((

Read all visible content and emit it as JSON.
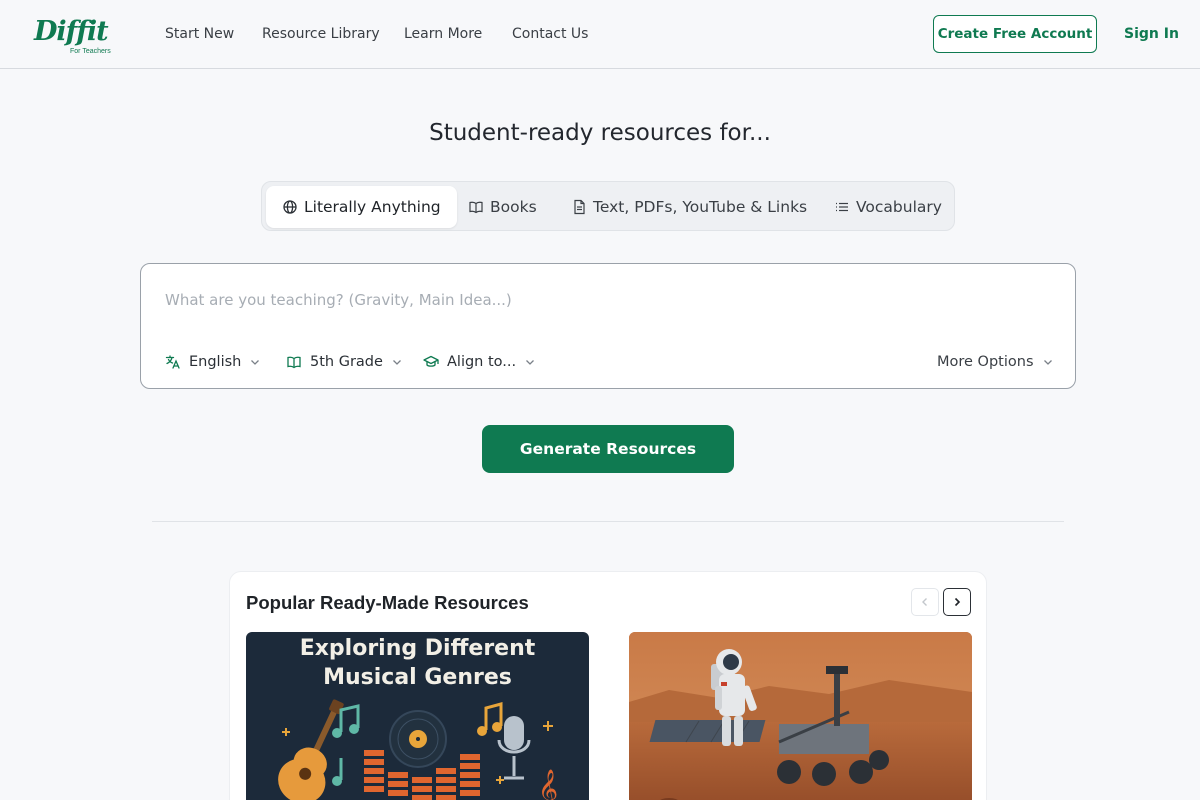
{
  "header": {
    "logo_text": "Diffit",
    "logo_sub": "For Teachers",
    "nav": [
      "Start New",
      "Resource Library",
      "Learn More",
      "Contact Us"
    ],
    "create_account_label": "Create Free Account",
    "sign_in_label": "Sign In"
  },
  "hero": {
    "title": "Student-ready resources for...",
    "tabs": [
      {
        "label": "Literally Anything",
        "icon": "globe-icon",
        "active": true
      },
      {
        "label": "Books",
        "icon": "book-icon",
        "active": false
      },
      {
        "label": "Text, PDFs, YouTube & Links",
        "icon": "file-icon",
        "active": false
      },
      {
        "label": "Vocabulary",
        "icon": "list-icon",
        "active": false
      }
    ]
  },
  "input": {
    "placeholder": "What are you teaching? (Gravity, Main Idea...)",
    "value": "",
    "options": {
      "language": "English",
      "grade": "5th Grade",
      "align": "Align to...",
      "more": "More Options"
    }
  },
  "generate_label": "Generate Resources",
  "popular": {
    "title": "Popular Ready-Made Resources",
    "cards": [
      {
        "title": "Exploring Different\nMusical Genres"
      },
      {
        "title": ""
      }
    ]
  },
  "colors": {
    "brand": "#0f7a51",
    "background": "#f7f8fa"
  }
}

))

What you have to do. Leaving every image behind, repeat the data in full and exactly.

Reply to the exercise.
Read all visible content and emit it as JSON.
{
  "header": {
    "logo_text": "Diffit",
    "logo_sub": "For Teachers",
    "nav": [
      "Start New",
      "Resource Library",
      "Learn More",
      "Contact Us"
    ],
    "create_account_label": "Create Free Account",
    "sign_in_label": "Sign In"
  },
  "hero": {
    "title": "Student-ready resources for...",
    "tabs": [
      {
        "label": "Literally Anything",
        "icon": "globe-icon",
        "active": true
      },
      {
        "label": "Books",
        "icon": "book-icon",
        "active": false
      },
      {
        "label": "Text, PDFs, YouTube & Links",
        "icon": "file-icon",
        "active": false
      },
      {
        "label": "Vocabulary",
        "icon": "list-icon",
        "active": false
      }
    ]
  },
  "input": {
    "placeholder": "What are you teaching? (Gravity, Main Idea...)",
    "value": "",
    "options": {
      "language": "English",
      "grade": "5th Grade",
      "align": "Align to...",
      "more": "More Options"
    }
  },
  "generate_label": "Generate Resources",
  "popular": {
    "title": "Popular Ready-Made Resources",
    "cards": [
      {
        "title": "Exploring Different\nMusical Genres"
      },
      {
        "title": ""
      }
    ]
  },
  "colors": {
    "brand": "#0f7a51",
    "background": "#f7f8fa"
  }
}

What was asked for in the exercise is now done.